"The editors are to be congratulated without reservation for their cardinal - and beautiful - accomplishment." - Andreas Wagner,
European Journal of International Law, vol. 23 no. 3
"Kingsbury and Straumann have made a dramatic bid to place Roman law at the foundation of international law. ... The reviewer has been hugely stimulated and challenged by this work, to begin to think out for himself just how important Roman law inspiration was for the practice of states in international law. ... I am sure that other readers willing to engage with the exacting and sometimes confusing scholarship of this book will be stretched to their own limits in trying to make sense of the history of international law." - Anthony Carty, Leiden Journal of International Law
1: Benedict Kingsbury and Benjamin Straumann: Introduction
Part I A Just Empire: The Roman Model

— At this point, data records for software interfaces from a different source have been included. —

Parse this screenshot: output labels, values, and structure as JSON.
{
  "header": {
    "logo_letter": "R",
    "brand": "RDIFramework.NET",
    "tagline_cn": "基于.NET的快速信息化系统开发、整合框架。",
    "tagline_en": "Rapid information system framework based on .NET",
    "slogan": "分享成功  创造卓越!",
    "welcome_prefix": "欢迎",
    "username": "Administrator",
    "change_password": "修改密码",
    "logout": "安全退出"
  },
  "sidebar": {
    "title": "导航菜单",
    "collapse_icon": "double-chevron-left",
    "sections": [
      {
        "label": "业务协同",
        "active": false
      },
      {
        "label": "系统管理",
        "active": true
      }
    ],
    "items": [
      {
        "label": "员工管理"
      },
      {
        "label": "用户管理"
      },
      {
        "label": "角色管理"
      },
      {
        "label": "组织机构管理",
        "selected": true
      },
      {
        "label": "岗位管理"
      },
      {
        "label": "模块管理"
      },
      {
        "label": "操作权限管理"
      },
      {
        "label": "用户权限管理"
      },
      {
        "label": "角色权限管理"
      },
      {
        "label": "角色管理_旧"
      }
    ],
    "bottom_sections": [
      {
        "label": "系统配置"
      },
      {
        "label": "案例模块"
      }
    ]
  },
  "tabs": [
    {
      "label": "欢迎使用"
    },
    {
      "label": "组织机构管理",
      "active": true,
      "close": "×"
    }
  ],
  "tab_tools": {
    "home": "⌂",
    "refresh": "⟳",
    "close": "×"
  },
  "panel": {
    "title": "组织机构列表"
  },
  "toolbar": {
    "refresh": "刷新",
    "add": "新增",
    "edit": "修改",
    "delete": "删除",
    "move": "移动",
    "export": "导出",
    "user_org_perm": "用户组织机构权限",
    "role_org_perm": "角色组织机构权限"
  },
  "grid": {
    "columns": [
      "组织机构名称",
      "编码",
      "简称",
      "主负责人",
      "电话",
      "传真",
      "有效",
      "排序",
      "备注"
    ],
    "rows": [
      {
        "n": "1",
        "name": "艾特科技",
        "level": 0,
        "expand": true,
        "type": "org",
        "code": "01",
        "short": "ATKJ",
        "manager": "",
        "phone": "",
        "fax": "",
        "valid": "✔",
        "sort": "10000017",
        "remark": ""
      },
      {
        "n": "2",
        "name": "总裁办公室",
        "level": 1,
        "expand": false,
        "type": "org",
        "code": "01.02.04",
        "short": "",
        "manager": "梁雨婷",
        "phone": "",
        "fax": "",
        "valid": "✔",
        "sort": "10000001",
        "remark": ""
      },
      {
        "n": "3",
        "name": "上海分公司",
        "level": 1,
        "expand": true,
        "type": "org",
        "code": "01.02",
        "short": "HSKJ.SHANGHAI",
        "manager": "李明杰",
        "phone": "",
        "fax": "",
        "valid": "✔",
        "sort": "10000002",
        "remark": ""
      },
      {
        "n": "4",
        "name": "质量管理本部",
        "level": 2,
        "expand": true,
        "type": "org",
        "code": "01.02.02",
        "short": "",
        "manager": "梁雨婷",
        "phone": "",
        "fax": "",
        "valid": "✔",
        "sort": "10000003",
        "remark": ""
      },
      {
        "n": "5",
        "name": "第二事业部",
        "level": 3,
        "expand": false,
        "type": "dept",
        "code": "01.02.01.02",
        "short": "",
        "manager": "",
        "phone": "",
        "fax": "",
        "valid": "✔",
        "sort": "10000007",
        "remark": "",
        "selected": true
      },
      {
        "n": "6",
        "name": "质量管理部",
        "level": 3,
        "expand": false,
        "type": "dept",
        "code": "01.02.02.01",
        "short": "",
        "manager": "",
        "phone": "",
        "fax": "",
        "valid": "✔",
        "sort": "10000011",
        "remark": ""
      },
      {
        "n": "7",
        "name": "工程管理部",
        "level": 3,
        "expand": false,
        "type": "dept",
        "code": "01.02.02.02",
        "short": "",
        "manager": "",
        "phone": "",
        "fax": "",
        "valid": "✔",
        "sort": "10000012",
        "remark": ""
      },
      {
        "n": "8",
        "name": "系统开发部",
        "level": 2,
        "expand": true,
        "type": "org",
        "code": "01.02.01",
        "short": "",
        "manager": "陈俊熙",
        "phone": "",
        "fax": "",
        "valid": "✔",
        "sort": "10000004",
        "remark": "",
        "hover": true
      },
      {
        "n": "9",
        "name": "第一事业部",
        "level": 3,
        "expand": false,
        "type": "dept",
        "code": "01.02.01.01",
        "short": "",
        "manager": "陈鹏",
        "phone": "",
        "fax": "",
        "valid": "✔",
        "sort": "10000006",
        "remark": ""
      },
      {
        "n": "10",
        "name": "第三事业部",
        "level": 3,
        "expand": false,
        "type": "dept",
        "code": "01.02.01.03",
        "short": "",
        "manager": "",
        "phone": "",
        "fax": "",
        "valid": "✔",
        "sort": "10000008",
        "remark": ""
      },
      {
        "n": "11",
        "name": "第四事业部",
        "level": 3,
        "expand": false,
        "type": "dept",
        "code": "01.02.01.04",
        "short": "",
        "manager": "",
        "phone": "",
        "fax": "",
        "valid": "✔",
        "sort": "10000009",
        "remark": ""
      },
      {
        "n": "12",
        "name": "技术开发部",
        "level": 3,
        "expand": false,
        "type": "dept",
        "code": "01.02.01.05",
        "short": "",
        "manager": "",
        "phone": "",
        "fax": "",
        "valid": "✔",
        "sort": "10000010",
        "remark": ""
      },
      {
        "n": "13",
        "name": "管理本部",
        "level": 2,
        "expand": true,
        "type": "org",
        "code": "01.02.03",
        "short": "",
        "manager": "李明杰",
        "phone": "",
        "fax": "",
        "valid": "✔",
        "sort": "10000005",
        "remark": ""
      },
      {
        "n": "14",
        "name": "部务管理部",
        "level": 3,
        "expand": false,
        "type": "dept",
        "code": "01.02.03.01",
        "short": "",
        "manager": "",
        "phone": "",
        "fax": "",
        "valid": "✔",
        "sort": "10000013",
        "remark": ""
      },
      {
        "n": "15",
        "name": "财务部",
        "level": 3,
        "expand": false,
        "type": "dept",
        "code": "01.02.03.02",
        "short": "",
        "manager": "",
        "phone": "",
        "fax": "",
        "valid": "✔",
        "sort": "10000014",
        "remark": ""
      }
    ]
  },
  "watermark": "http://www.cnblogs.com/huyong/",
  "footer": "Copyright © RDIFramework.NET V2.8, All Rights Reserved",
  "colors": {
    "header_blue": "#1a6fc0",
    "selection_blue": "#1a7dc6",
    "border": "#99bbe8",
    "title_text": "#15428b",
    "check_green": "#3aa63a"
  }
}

2: John Richardson: The Meaning of imperium in the Last Century BC and the First AD
3: Clifford Ando: Empire and the Laws of War: A Roman Archaeology
4: Diego Panizza: Alberico Gentili's De armis Romanis: The Roman Model of the Just Empire
5: David Lupher: The De armis Romanis and the exemplum of Roman Imperialism
6: Benjamin Straumann: The Corpus iuris as a Source of Law Between Sovereigns in Alberico Gentili's Thought
Part II Gentili and the Law of War
7: Noel Malcolm: Alberico Gentili and the Ottomans
8: Christopher Warren: Gentili, the Poets, and the Laws of War
9: Peter Schröder: Vitoria, Gentili, Bodin: Sovereignty and the Law of Nations
10: Pärtel Piirimäe: Alberico Gentili's Doctrine of Defensive War and Its Impact on Seventeenth-Century Normative Views
11: Randall Lesaffer: Alberico Gentili's ius post bellum and Early Modern Peace Treaties
12: Alexis Blane and Benedict Kingsbury: Punishment and the ius post bellum
Part III Law Between, Beyond and Within Sovereigns
13: Lauren Benton: Legalities of the Sea in Gentili's Hispanica Advocatio
14: Jeremy Waldron: Ius gentium: A Defense of Gentili's Equation of the Law of Nations and the Law of Nature
15: Martti Koskenniemi: International Law and raison d'état: Rethinking the Prehistory of International Law
16: Anthony Pagden: Gentili, Vitoria, and the Fabrication of a 'Natural Law of Nations'